In order to make the output of your PRNG as random as possible, you should pour more entropy into the pool -- there are various hardware devices for doing this, such as thermal noise, avalanche (or Zener breakdown) noise from a diode, shot noise, etc.
Intel used to make a motherboard chipset (i810) that included a good hardware number generator, but unfortunately have taken this out of newer chipsets. There have been some cute random number generation systems, such as SGI's lavarnd, which basically involved pointing a webcam at a lava lamp. A similar project (that stole the name) is LavaRnd which uses the chaotic noise from a CCD in darkness, but the ultimate source (and the one that all of hte textbooks use) is radioactive decay.
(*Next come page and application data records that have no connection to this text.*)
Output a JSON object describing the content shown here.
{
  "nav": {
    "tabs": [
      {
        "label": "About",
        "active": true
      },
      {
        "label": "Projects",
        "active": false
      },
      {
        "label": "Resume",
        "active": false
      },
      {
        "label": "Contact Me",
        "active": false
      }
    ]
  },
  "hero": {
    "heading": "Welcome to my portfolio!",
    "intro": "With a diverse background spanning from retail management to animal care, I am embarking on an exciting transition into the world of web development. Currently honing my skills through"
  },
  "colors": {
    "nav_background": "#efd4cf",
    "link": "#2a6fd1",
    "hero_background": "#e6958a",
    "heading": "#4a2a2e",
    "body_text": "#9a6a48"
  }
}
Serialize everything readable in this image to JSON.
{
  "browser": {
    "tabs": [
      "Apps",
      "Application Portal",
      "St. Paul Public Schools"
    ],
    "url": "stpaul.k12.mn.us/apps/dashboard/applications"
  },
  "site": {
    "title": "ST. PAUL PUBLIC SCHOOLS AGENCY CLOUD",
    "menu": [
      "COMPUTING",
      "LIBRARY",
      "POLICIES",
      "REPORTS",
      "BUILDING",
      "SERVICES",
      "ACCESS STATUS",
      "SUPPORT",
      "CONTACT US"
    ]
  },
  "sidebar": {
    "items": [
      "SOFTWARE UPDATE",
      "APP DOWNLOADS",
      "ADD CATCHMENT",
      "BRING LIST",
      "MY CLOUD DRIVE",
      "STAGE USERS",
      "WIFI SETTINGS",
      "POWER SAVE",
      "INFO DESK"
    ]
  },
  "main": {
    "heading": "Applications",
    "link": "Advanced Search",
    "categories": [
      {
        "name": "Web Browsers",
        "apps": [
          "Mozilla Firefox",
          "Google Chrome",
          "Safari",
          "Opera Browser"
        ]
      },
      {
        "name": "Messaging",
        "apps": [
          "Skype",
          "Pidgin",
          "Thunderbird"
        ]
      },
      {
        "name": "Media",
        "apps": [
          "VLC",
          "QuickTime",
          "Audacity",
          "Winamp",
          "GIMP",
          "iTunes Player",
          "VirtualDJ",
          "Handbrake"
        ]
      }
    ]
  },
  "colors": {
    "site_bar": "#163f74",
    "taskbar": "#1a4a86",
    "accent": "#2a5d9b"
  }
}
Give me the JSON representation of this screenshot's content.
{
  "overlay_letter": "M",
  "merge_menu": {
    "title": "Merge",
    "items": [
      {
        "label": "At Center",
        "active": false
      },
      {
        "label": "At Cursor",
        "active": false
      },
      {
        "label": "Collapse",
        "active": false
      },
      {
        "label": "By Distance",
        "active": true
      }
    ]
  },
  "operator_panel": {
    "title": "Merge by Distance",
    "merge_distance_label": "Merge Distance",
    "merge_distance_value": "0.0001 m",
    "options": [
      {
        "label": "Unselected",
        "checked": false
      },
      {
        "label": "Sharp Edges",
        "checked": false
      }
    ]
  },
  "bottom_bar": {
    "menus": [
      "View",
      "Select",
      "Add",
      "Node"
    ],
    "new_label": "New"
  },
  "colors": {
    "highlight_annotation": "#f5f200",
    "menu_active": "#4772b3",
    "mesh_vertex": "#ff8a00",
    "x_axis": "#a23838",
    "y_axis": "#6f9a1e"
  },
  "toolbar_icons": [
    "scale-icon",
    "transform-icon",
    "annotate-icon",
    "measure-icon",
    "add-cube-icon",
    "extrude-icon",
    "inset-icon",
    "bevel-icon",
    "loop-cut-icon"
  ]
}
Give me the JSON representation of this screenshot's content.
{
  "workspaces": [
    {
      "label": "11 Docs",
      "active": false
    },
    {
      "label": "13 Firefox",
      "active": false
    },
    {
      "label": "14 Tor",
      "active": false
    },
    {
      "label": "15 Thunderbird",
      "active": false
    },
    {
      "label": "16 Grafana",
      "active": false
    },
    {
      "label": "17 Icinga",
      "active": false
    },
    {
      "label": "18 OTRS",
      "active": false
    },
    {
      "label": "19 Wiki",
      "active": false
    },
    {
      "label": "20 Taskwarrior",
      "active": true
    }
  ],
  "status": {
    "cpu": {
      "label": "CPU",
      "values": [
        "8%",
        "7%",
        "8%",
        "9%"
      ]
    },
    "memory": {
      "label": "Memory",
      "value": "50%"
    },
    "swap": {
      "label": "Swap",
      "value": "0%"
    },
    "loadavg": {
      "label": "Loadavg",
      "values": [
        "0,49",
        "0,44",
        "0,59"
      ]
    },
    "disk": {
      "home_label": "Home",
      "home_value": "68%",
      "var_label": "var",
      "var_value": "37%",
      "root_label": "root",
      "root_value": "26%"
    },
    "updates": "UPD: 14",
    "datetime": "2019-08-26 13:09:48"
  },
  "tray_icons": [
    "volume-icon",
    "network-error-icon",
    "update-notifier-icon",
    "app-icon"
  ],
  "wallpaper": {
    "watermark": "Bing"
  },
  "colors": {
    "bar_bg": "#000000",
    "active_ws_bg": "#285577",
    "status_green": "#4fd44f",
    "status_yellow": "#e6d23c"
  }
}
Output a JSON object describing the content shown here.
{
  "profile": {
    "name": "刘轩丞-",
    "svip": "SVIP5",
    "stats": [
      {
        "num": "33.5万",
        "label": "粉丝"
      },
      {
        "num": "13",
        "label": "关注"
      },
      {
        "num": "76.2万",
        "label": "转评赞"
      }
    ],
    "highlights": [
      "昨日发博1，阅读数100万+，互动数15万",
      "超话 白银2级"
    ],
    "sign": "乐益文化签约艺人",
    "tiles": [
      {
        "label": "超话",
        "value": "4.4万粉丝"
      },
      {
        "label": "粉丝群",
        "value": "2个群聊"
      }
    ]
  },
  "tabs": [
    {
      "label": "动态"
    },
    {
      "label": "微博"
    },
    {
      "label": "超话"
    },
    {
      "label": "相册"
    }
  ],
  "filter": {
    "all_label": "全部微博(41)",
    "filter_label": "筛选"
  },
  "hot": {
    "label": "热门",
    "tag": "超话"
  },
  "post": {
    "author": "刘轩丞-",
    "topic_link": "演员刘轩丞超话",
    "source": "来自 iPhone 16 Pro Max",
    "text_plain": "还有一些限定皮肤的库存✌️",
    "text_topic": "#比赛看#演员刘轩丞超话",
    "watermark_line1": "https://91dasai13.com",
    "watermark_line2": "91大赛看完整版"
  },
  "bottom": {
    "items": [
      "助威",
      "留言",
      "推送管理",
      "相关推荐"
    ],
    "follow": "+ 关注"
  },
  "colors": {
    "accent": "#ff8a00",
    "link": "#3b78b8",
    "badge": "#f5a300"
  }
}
While all of the textbooks mention radioactive half-live as a great source of entropy, you don't often see this implemented -- so, this seemed like a fun project to do.
The basic plan is to take an old Geiger counter and point it at a source of radiation -- like the small Americium 241 pellet in an ionising smoke detector. I will then take the (audio) output of the Geiger counter and feed it to an interface that will connect to the serial port on a PC and watch the interval between "clicks". If the most recent interval is greater than the previous interval I'll count that as a 1, if less I will count it as a 0, and if equal, I'll just drop the current interval.
I have some Gieger counters that were originally designed for civil defence (back during the heady days when Russian nuclear attack was imminent) and just need to design an RS-232 interface. I m currently planning on using an OpAmp as a high impedance amplifier and driving an opto-isolator that will be connected to the CTS pin.
Oh! No page on PRNGs would be complete without mentioning the Blum Blum Shub PRNG -- I don't have anything useful so say about it, but, with a name like that, how could I NOT mention it?! In fact, I am going to try squirrel away a reference to it on every page from now on...